[WORK REQUIRED] Filter the entries for lines with the word "time".

*** Block opens ***

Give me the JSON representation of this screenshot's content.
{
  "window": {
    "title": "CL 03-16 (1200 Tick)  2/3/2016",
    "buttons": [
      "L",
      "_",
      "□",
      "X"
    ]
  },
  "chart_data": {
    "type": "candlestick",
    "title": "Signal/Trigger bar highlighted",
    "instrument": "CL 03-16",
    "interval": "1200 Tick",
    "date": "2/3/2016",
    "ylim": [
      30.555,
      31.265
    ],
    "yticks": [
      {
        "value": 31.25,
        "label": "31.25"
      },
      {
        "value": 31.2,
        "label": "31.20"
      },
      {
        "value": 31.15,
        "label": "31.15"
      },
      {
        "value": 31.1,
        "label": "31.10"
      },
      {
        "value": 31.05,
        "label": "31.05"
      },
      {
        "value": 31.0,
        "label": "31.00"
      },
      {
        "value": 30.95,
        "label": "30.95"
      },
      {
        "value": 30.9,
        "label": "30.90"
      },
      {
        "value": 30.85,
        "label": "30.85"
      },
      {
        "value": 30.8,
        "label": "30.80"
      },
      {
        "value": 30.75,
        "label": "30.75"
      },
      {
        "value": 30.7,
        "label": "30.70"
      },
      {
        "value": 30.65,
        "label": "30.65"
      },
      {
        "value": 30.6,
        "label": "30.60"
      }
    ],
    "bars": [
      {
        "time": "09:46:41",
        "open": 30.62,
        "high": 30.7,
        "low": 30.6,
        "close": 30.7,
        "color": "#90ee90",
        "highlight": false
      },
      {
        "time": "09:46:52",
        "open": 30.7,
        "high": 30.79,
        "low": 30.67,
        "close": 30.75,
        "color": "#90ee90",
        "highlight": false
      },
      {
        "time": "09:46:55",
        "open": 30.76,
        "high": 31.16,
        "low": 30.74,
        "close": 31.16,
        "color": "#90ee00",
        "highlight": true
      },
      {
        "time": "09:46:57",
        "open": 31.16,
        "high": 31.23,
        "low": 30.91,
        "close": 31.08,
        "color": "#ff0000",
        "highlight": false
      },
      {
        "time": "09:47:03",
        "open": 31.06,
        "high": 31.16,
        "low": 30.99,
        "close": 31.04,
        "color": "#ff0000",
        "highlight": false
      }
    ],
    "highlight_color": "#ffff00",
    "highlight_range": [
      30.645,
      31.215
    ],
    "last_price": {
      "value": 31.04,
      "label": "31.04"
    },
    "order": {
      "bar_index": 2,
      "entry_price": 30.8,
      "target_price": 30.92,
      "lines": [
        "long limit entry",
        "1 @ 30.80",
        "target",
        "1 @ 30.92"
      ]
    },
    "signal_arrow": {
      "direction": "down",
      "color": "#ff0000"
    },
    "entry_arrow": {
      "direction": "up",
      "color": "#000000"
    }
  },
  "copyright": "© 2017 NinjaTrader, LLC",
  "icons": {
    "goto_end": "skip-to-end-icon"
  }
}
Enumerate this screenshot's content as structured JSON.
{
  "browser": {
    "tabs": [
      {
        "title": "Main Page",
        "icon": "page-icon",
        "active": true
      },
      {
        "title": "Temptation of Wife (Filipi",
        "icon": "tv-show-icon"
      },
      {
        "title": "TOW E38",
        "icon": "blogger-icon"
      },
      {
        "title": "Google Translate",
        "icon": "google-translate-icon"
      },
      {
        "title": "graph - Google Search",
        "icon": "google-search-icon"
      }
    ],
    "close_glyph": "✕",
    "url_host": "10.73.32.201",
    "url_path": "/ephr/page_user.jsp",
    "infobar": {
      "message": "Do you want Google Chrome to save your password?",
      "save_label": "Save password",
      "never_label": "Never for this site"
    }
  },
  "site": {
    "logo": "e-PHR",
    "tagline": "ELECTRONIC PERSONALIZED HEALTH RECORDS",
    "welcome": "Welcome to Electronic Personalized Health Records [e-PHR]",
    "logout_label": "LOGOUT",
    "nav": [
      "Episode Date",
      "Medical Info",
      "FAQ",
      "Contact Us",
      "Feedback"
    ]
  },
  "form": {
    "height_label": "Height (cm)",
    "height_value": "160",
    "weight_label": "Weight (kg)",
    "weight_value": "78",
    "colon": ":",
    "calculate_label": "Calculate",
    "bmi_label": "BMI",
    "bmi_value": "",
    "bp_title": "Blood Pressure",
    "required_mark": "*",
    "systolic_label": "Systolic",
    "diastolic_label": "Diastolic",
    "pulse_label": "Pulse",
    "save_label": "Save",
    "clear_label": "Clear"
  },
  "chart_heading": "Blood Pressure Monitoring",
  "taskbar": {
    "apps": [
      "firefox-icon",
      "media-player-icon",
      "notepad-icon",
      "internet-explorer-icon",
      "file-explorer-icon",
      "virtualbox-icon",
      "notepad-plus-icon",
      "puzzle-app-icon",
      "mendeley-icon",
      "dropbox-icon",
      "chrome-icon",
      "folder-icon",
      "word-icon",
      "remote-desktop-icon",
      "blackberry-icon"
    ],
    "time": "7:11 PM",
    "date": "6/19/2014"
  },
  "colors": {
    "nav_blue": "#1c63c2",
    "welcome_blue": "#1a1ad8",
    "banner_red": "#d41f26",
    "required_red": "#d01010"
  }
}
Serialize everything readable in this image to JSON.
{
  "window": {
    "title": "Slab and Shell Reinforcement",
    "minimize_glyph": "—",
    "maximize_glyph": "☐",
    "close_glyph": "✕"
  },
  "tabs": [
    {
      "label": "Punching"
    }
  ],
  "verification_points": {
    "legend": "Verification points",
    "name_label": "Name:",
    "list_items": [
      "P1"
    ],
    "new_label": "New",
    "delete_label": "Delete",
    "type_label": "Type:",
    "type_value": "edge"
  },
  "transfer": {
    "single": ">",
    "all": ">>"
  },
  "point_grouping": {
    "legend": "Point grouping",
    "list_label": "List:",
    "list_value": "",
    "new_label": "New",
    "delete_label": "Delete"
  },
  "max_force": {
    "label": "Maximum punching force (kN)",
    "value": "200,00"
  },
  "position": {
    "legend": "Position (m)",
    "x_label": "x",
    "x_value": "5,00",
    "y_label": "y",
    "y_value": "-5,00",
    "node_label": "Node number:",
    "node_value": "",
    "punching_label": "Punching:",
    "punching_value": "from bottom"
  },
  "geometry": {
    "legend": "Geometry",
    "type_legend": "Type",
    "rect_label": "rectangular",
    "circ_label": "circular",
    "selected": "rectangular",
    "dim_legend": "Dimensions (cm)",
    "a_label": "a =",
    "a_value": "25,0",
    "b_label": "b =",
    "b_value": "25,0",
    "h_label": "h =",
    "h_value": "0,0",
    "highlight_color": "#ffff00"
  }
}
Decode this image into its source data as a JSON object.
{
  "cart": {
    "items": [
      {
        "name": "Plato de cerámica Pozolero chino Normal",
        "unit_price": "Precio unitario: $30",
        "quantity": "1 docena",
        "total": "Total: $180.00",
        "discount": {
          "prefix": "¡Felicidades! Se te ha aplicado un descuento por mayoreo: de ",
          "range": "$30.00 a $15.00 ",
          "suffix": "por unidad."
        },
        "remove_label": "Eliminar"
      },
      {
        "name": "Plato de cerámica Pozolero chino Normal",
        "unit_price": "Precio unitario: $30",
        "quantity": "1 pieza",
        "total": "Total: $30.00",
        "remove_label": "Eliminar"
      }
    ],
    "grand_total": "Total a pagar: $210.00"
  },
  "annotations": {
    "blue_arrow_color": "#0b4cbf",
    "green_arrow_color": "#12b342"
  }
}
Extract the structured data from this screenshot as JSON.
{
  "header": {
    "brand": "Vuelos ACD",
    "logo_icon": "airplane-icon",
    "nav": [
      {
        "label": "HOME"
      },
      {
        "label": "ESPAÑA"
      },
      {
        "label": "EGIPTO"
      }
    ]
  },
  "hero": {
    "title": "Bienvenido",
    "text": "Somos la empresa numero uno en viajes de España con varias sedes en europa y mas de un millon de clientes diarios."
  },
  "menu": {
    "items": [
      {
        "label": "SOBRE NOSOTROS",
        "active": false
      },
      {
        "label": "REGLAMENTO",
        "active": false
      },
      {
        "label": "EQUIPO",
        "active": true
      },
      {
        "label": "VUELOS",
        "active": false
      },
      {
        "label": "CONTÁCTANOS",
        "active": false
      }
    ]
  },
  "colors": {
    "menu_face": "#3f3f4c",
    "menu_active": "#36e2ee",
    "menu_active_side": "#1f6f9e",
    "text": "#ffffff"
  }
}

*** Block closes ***

[WRITTEN RESPONSE]
        "time": "09:46:41",
        "time": "09:46:52",
        "time": "09:46:55",
        "time": "09:46:57",
        "time": "09:47:03",
    "time": "7:11 PM",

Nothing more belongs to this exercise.